Instructables
Picture of PICAXE Raspberry Pi ADC
In this instructable I will show you how to use a cheap PICAXE micro-controller as a multiple channel analogue to digital converter. We will be using I2C to access the PICAXE, which will be writing the adc values into the memory registers. 
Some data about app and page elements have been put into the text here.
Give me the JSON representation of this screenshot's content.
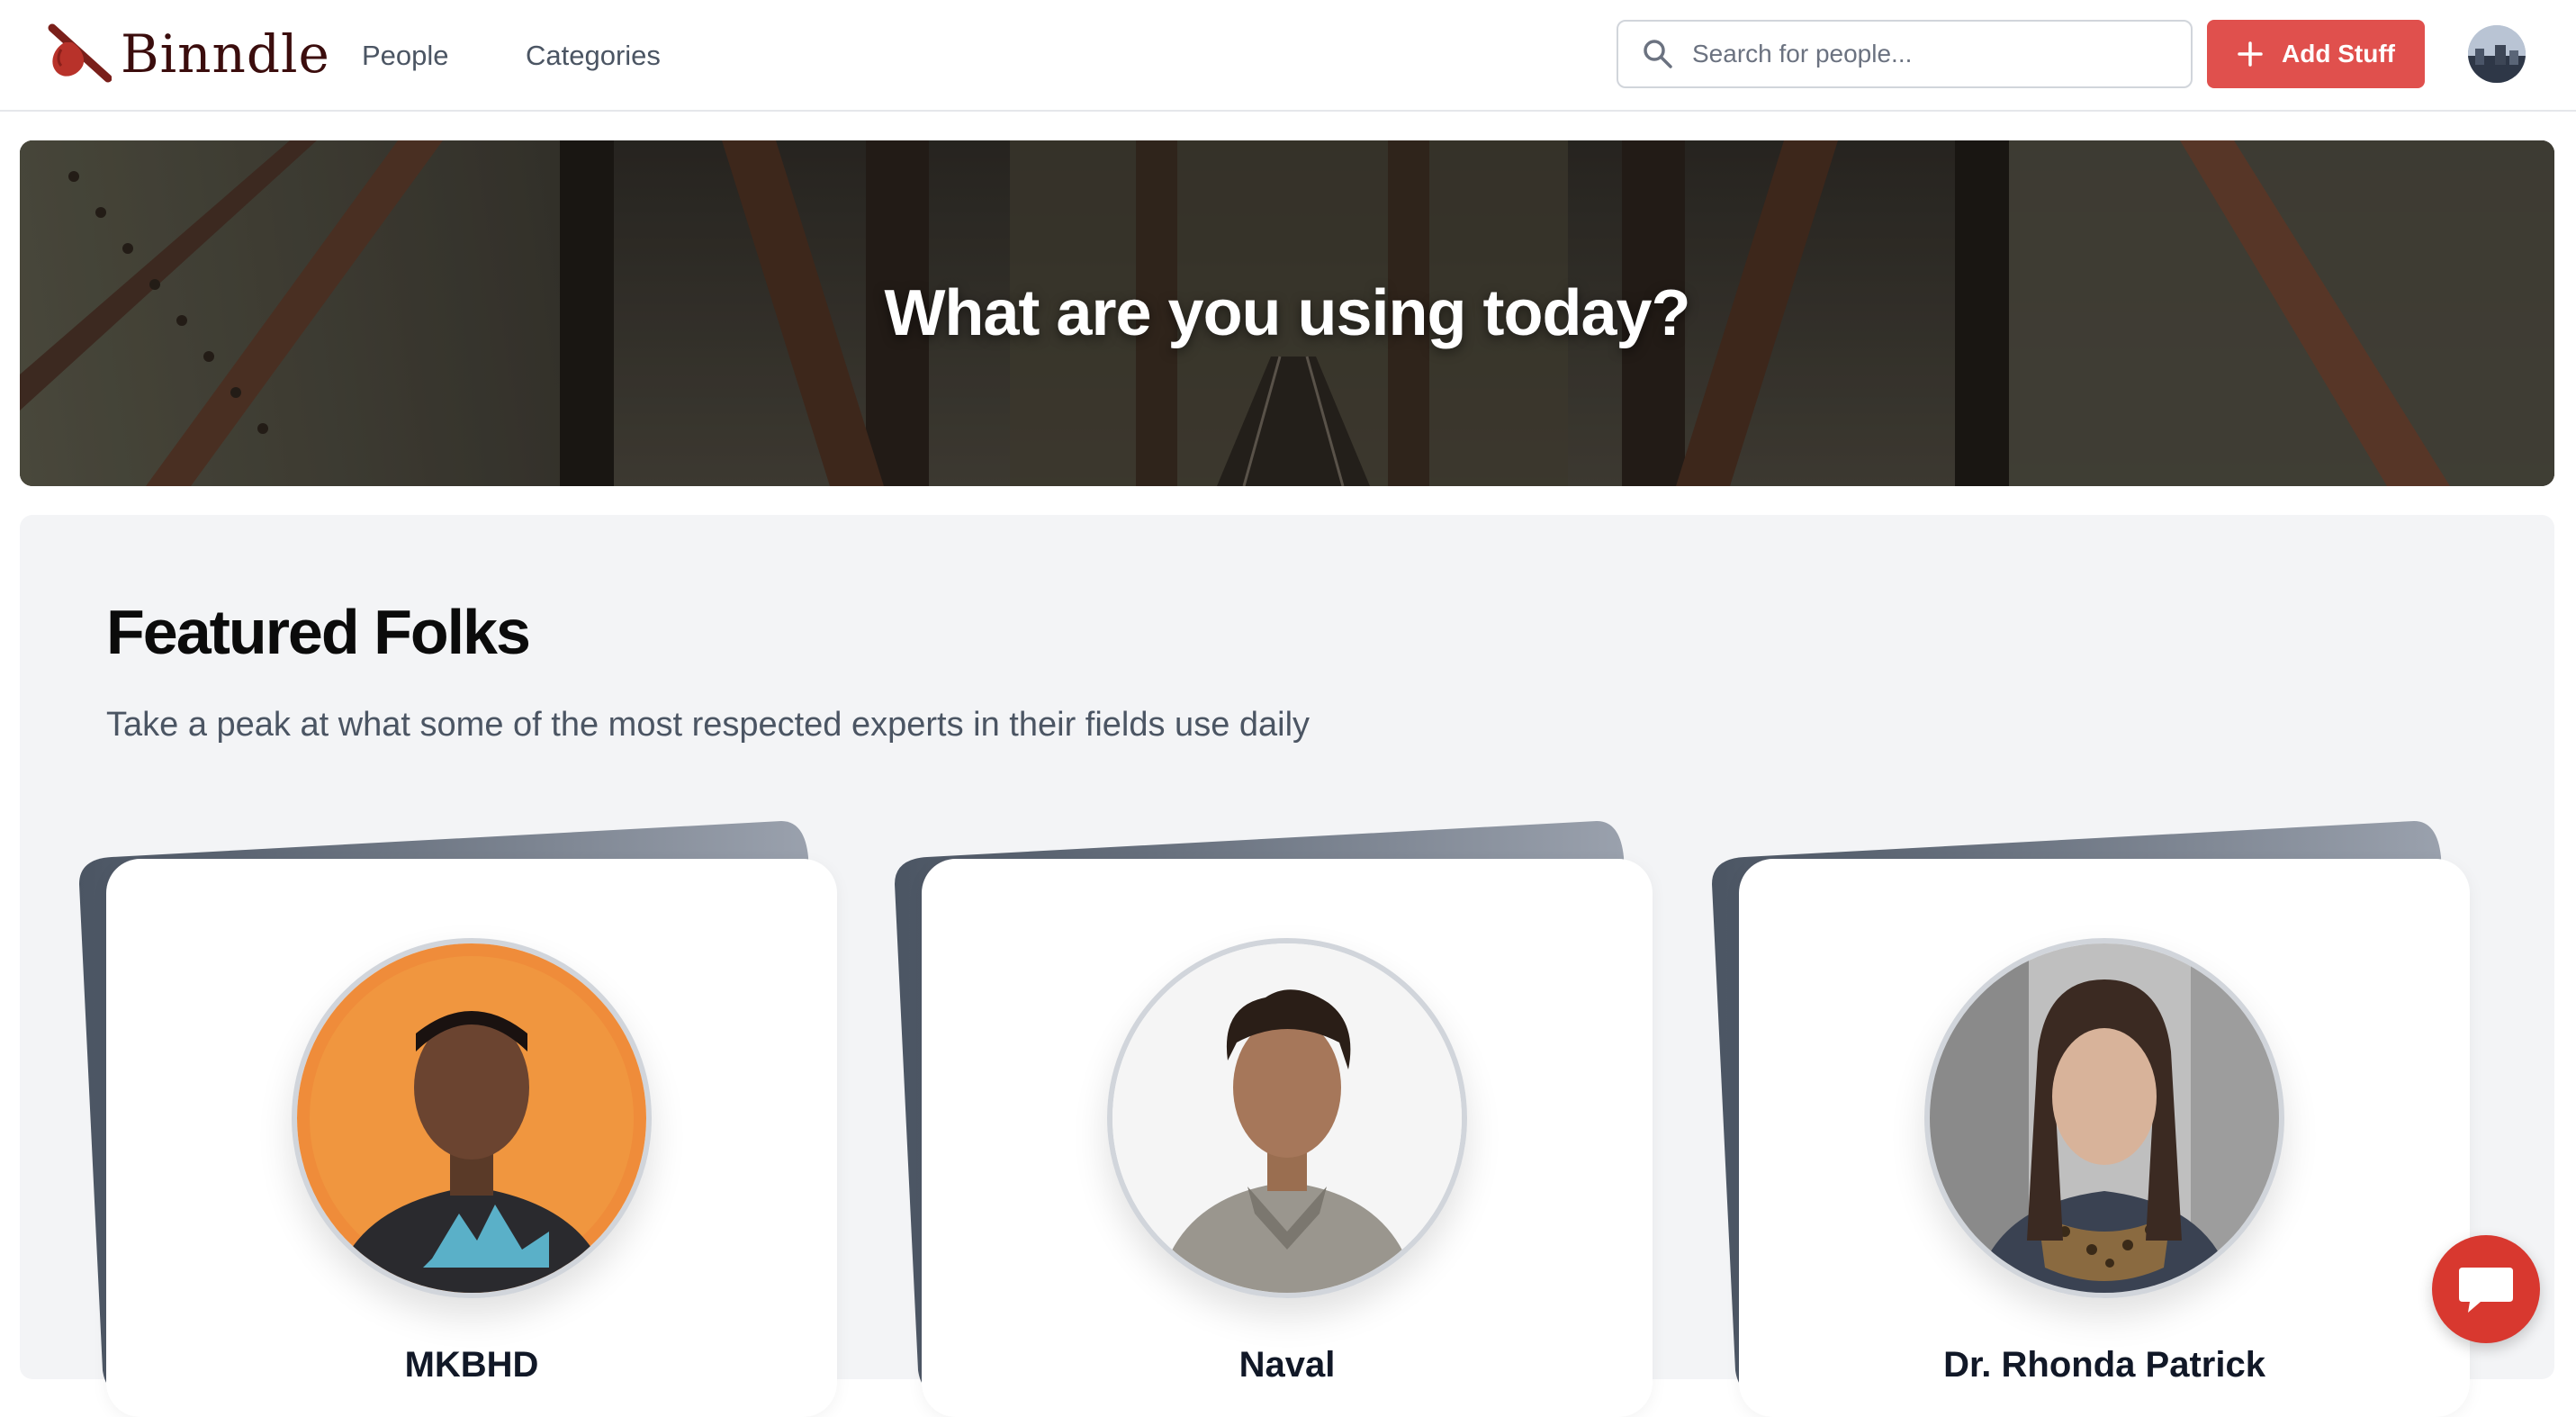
{
  "header": {
    "logo_text": "Binndle",
    "logo_icon": "bindle-stick-icon",
    "nav": [
      {
        "label": "People"
      },
      {
        "label": "Categories"
      }
    ],
    "search": {
      "placeholder": "Search for people...",
      "value": ""
    },
    "add_button_label": "Add Stuff",
    "accent_color": "#e0504d"
  },
  "hero": {
    "title": "What are you using today?"
  },
  "featured": {
    "title": "Featured Folks",
    "subtitle": "Take a peak at what some of the most respected experts in their fields use daily",
    "people": [
      {
        "name": "MKBHD"
      },
      {
        "name": "Naval"
      },
      {
        "name": "Dr. Rhonda Patrick"
      }
    ]
  },
  "chat": {
    "icon": "chat-bubble-icon",
    "color": "#d8382f"
  }
}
The Raspberry Pi does not have a built in ADC, which is unhelpful if you need to read any kind of analogue value, such as a variable resistor position or a light level etc. PICAXE is a line of cheap microcontrollers, designed to be easy to use for school children. This means they are easy to use, and you may have one lying in a draw. This instructable will show you how to use one as an ADC, but by writing values to it, you could conceivably use one as a port expander at the same time. 
 
Remove these adsRemove these ads by Signing Up
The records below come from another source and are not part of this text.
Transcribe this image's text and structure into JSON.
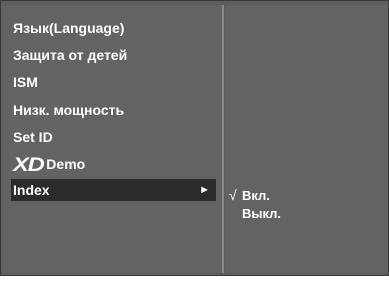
{
  "menu": {
    "items": [
      {
        "label": "Язык(Language)"
      },
      {
        "label": "Защита от детей"
      },
      {
        "label": "ISM"
      },
      {
        "label": "Низк. мощность"
      },
      {
        "label": "Set ID"
      },
      {
        "logo": "XD",
        "label": "Demo"
      },
      {
        "label": "Index",
        "arrow": "►",
        "selected": true
      }
    ]
  },
  "submenu": {
    "check_mark": "√",
    "options": [
      {
        "label": "Вкл.",
        "checked": true
      },
      {
        "label": "Выкл.",
        "checked": false
      }
    ]
  },
  "colors": {
    "panel": "#636363",
    "highlight": "#2b2b2b",
    "text": "#ffffff"
  }
}
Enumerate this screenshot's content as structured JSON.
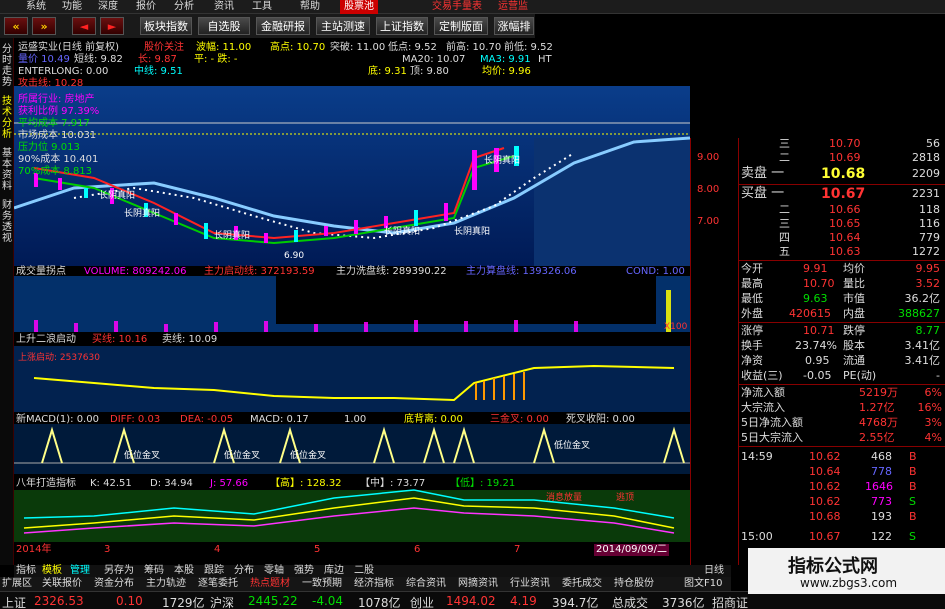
{
  "menu": [
    "系统",
    "功能",
    "深度",
    "报价",
    "分析",
    "资讯",
    "工具",
    "帮助",
    "股票池"
  ],
  "menu_right": [
    "交易手量表",
    "运营监"
  ],
  "toolbar": {
    "nav": [
      "«",
      "»",
      "◄",
      "►"
    ],
    "buttons": [
      "板块指数",
      "自选股",
      "金融研报",
      "主站测速",
      "上证指数",
      "定制版面",
      "涨幅排名"
    ]
  },
  "left_tabs": [
    "分时走势",
    "技术分析",
    "基本资料",
    "财务透视"
  ],
  "header": {
    "row1": [
      "运盛实业(日线 前复权)",
      "股价关注",
      "波幅: 11.00",
      "高点: 10.70",
      "突破: 11.00",
      "低点: 9.52",
      "前高: 10.70",
      "前低: 9.52"
    ],
    "row2": [
      "量价 10.49",
      "短线: 9.82",
      "长: 9.87",
      "平: - 跌: -",
      "MA20: 10.07",
      "MA3: 9.91",
      "HT"
    ],
    "row3": [
      "ENTERLONG: 0.00",
      "中线: 9.51",
      "底: 9.31",
      "顶: 9.80",
      "均价: 9.96"
    ],
    "row4": "攻击线: 10.28"
  },
  "overlay": [
    "所属行业: 房地产",
    "获利比例 97.39%",
    "平均成本 7.917",
    "市场成本 10.031",
    "压力位 9.013",
    "90%成本 10.401",
    "70%成本 8.813"
  ],
  "price_axis": [
    "9.00",
    "8.00",
    "7.00"
  ],
  "candle_labels": [
    "长阴真阳",
    "长阴真阳",
    "长阴真阳",
    "长阴真阳",
    "长阴真阳",
    "长阴真阳",
    "6.90"
  ],
  "volume": {
    "label": "成交量拐点",
    "items": [
      "VOLUME: 809242.06",
      "主力启动线: 372193.59",
      "主力洗盘线: 289390.22",
      "主力算盘线: 139326.06",
      "COND: 1.00"
    ],
    "scale": "X100"
  },
  "wave": {
    "label": "上升二浪启动",
    "buy": "买线: 10.16",
    "sell": "卖线: 10.09",
    "sub": "上涨启动: 2537630"
  },
  "macd": {
    "label": "新MACD(1): 0.00",
    "diff": "DIFF: 0.03",
    "dea": "DEA: -0.05",
    "macd": "MACD: 0.17",
    "v": "1.00",
    "bottom": "底背离: 0.00",
    "cross": "三金叉: 0.00",
    "dead": "死叉收阳: 0.00",
    "marks": [
      "低位金叉",
      "低位金叉",
      "低位金叉",
      "低位金叉"
    ]
  },
  "kdj": {
    "label": "八年打造指标",
    "k": "K: 42.51",
    "d": "D: 34.94",
    "j": "J: 57.66",
    "high": "【高】: 128.32",
    "mid": "【中】: 73.77",
    "low": "【低】: 19.21",
    "tags": [
      "消息放量",
      "逃顶"
    ]
  },
  "dates": [
    "2014年",
    "3",
    "4",
    "5",
    "6",
    "7",
    "2014/09/09/二"
  ],
  "orderbook": [
    {
      "label": "三",
      "price": "10.70",
      "vol": "56"
    },
    {
      "label": "二",
      "price": "10.69",
      "vol": "2818"
    },
    {
      "label": "卖盘 一",
      "price": "10.68",
      "vol": "2209"
    },
    {
      "label": "买盘 一",
      "price": "10.67",
      "vol": "2231"
    },
    {
      "label": "二",
      "price": "10.66",
      "vol": "118"
    },
    {
      "label": "三",
      "price": "10.65",
      "vol": "116"
    },
    {
      "label": "四",
      "price": "10.64",
      "vol": "779"
    },
    {
      "label": "五",
      "price": "10.63",
      "vol": "1272"
    }
  ],
  "stats": [
    [
      "今开",
      "9.91",
      "均价",
      "9.95"
    ],
    [
      "最高",
      "10.70",
      "量比",
      "3.52"
    ],
    [
      "最低",
      "9.63",
      "市值",
      "36.2亿"
    ],
    [
      "外盘",
      "420615",
      "内盘",
      "388627"
    ],
    [
      "涨停",
      "10.71",
      "跌停",
      "8.77"
    ],
    [
      "换手",
      "23.74%",
      "股本",
      "3.41亿"
    ],
    [
      "净资",
      "0.95",
      "流通",
      "3.41亿"
    ],
    [
      "收益(三)",
      "-0.05",
      "PE(动)",
      "-"
    ]
  ],
  "flows": [
    [
      "净流入额",
      "5219万",
      "6%"
    ],
    [
      "大宗流入",
      "1.27亿",
      "16%"
    ],
    [
      "5日净流入额",
      "4768万",
      "3%"
    ],
    [
      "5日大宗流入",
      "2.55亿",
      "4%"
    ]
  ],
  "trades": [
    [
      "14:59",
      "10.62",
      "468",
      "B"
    ],
    [
      "",
      "10.64",
      "778",
      "B"
    ],
    [
      "",
      "10.62",
      "1646",
      "B"
    ],
    [
      "",
      "10.62",
      "773",
      "S"
    ],
    [
      "",
      "10.68",
      "193",
      "B"
    ],
    [
      "15:00",
      "10.67",
      "122",
      "S"
    ]
  ],
  "bottom_tabs": [
    "指标",
    "模板",
    "管理",
    "另存为",
    "筹码",
    "本股",
    "跟踪",
    "分布",
    "零轴",
    "强势",
    "库边",
    "二股",
    "日线"
  ],
  "categories": [
    "扩展区",
    "关联报价",
    "资金分布",
    "主力轨迹",
    "逐笔委托",
    "热点题材",
    "一致预期",
    "经济指标",
    "综合资讯",
    "网摘资讯",
    "行业资讯",
    "委托成交",
    "持仓股份",
    "图文F10"
  ],
  "statusbar": {
    "sh": "上证",
    "sh_v": "2326.53",
    "sh_c": "0.10",
    "sh_a": "1729亿",
    "hs": "沪深",
    "hs_v": "2445.22",
    "hs_c": "-4.04",
    "hs_a": "1078亿",
    "cy": "创业",
    "cy_v": "1494.02",
    "cy_c": "4.19",
    "cy_a": "394.7亿",
    "tot": "总成交",
    "tot_a": "3736亿",
    "ext": "招商证"
  },
  "watermark": {
    "title": "指标公式网",
    "url": "www.zbgs3.com"
  }
}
Step 1: Set Up Pi

Picture of Set Up Pi
You will need to set up the pi for i2c for this instructable, which is explained in another of my instructables, here: Set up i2c . You need to get up to the point of running i2cdetect. 

Step 2: Circuit

Picture of Circuit
WARNING: I will be connecting 5V logic to the Pi 3.3V pins. This has caused no damage, but I am not responsible if it breaks yours. 

Only certain PICAXEs can act as an I2C slave, in this case I am using a 28X1. You need to build the basic operating circuit, as shown below. 

Build the minimum operating circuit, of power and reset resistor, for the IC. Then, build the download socket and 2 resistors. This may not actually work on a breadboard, because the plug may not fit, so this might have to be assembled on veroboard. Finally, connect one end of each variable resistor to +, the other end to -, and connect the wiper to the ADC pins. 

I have assumed some basic knowledge about PICAXEs, but if you have never used one before, I recommend reading PICAXE Manual 1 (just type it into google). 

how is the name of the electronic simulator shown?

pierce-eric9 months ago
Thanks for that, saved me a LOT of time and googling, only place to document all the steps. Worked perfectly. Couple of points:

- I like to "go by the book", so I powered a 40X2 from the 3.3 on the rPI header (as mentioned by another poster). Spec rPI and PIC spec sheets says you can draw 40 MA from this, and a 40X2 (with no loads on pins) draws less than that.

- I don't see you show the 4.7K pullup resistors on SDA and SCL. According to all the docs I read they are needed, see http://www.picaxe.com/docs/axe110_i2c.pdf

Thanks again!
www.va3ep.net

I was wrong on the pull ups, according to

     http://elinux.org/RPi_Low-level_peripherals#General_Purpose_Input.2FOutput_.28GPIO.29

P1-03 and P1-05 (SDA and SCL) have hardwired 1K8 pull up resistors

So apparently external ones are not required.


www.va3ep.net

e0245761 year ago
regarding ... WARNING: I will be connecting 5V logic to the Pi 3.3V pins. This has caused no damage, but I am not responsible if it breaks yours.

I think newer PICAXE chips, the M2 series, can run at 3.3 volts, so would that solve this potential concern?

I'm very interested in simplest way to get Pi and PICAXE talking, here's some discussion regarding serial comm ...

http://www.picaxeforum.co.uk/showthread.php?21686-Raspberry-Pi-Picaxe-Serial-Interfacing&highlight=raspberry+pi

Do you have any opinions on this?

Thanks
this is a great work around, I was bummed about the lack of adc on the pi as well